Put some of the seaweed/garlic/beef/clam filling in the middle of the wrapper:

Dab the edges with water (or egg-white) and seal tightly...and after a while, you'll end up with a tray of these miyeok-mahndu:
 (To keep them from sticking, place the dumplings on a floured baking sheet before cooking them.)

Bring the soup in the pot back to a boil, then reduce the heat--
if you put the dumplings into soup that's boiling too rapidly, the dumplings will fall apart.
Place the dumplings in the soup, and once they float,
cook for an additional minute or two--
the filling is already cooked, so all you're cooking
is the dough of the dumpling-wrappers--
and of course, you want the seaweed/garlic/beef/clam filling hot...
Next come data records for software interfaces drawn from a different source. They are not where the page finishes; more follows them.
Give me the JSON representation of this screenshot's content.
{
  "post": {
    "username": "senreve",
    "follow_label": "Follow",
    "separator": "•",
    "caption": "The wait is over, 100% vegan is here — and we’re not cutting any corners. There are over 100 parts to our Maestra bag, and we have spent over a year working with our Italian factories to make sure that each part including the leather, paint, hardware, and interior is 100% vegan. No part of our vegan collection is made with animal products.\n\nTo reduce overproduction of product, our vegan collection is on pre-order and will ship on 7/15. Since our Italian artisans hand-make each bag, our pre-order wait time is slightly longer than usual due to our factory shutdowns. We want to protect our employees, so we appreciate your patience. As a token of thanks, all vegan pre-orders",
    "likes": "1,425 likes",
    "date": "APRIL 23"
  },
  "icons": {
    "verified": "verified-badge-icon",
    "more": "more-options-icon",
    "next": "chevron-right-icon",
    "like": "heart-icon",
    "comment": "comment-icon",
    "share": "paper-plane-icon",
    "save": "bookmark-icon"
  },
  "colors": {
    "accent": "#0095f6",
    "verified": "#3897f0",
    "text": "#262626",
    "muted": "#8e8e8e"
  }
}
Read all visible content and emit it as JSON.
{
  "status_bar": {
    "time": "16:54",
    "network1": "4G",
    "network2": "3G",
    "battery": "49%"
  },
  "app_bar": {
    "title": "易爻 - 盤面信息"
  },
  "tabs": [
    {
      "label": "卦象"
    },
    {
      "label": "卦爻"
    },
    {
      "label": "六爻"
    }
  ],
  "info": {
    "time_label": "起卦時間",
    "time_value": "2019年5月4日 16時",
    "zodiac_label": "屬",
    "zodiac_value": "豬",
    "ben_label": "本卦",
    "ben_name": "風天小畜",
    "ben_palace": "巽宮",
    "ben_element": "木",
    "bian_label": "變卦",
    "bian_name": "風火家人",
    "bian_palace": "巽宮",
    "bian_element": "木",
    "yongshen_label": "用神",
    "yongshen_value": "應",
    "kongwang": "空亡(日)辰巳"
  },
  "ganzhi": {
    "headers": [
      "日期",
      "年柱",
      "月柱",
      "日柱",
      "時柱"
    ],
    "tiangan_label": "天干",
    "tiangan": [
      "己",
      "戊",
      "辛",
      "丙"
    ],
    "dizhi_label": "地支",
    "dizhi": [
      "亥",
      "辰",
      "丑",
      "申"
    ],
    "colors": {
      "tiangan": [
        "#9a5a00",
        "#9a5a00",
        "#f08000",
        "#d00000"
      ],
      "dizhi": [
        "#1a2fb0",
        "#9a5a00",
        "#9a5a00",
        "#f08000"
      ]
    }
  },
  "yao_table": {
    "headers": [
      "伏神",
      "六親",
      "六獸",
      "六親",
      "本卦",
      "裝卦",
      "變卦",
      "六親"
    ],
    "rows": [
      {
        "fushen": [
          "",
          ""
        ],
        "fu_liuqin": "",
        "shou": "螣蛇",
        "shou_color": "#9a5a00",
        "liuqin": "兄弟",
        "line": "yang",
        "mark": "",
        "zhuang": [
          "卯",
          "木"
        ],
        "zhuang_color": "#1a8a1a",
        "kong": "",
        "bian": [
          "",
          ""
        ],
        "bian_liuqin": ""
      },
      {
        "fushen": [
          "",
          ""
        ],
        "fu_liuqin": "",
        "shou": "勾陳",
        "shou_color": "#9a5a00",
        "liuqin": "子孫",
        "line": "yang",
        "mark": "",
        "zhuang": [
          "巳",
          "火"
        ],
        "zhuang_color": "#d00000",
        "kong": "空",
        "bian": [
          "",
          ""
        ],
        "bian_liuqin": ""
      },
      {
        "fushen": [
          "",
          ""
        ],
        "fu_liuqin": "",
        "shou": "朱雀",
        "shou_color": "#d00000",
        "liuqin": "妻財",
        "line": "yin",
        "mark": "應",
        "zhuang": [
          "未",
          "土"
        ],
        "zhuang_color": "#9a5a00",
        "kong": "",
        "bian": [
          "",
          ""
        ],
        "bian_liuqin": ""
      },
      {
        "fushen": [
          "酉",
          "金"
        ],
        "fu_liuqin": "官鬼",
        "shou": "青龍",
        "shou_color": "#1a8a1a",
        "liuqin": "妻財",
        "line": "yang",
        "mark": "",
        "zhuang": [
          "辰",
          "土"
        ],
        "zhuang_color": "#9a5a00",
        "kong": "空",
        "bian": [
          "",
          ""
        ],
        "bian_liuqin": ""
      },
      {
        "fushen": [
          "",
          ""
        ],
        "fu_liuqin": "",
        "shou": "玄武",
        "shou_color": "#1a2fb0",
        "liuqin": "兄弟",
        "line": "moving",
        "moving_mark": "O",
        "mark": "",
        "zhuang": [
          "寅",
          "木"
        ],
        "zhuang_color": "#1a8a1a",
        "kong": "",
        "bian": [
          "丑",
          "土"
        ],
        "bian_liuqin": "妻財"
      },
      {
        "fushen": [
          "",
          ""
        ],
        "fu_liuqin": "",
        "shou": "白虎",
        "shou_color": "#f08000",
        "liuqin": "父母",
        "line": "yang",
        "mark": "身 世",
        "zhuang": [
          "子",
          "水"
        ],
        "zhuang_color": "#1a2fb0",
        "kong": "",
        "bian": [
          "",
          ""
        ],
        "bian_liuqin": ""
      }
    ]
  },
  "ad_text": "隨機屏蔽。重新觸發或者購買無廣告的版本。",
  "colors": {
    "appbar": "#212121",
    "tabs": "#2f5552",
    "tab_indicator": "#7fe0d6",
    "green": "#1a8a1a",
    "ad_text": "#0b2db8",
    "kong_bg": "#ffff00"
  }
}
When the dumplings are done, the wrappers become
almost translucent;
you end up with with these 'packages' of 
oceanic nutrition in a simple yet hearty broth: 
The seaweed is safely contained in the dumplings;
no strands of kelp to slurp like
giant green/black noodles.

What do you think?

 Mi-yeok-mahn-doo chahp-soo-seh-yo
In other words--bon appétit!

(Incidentally, all photos for this post taken and edited on the iPhone5, 
except for the photos from Korea,
which were taken and edited on the iPhone4.)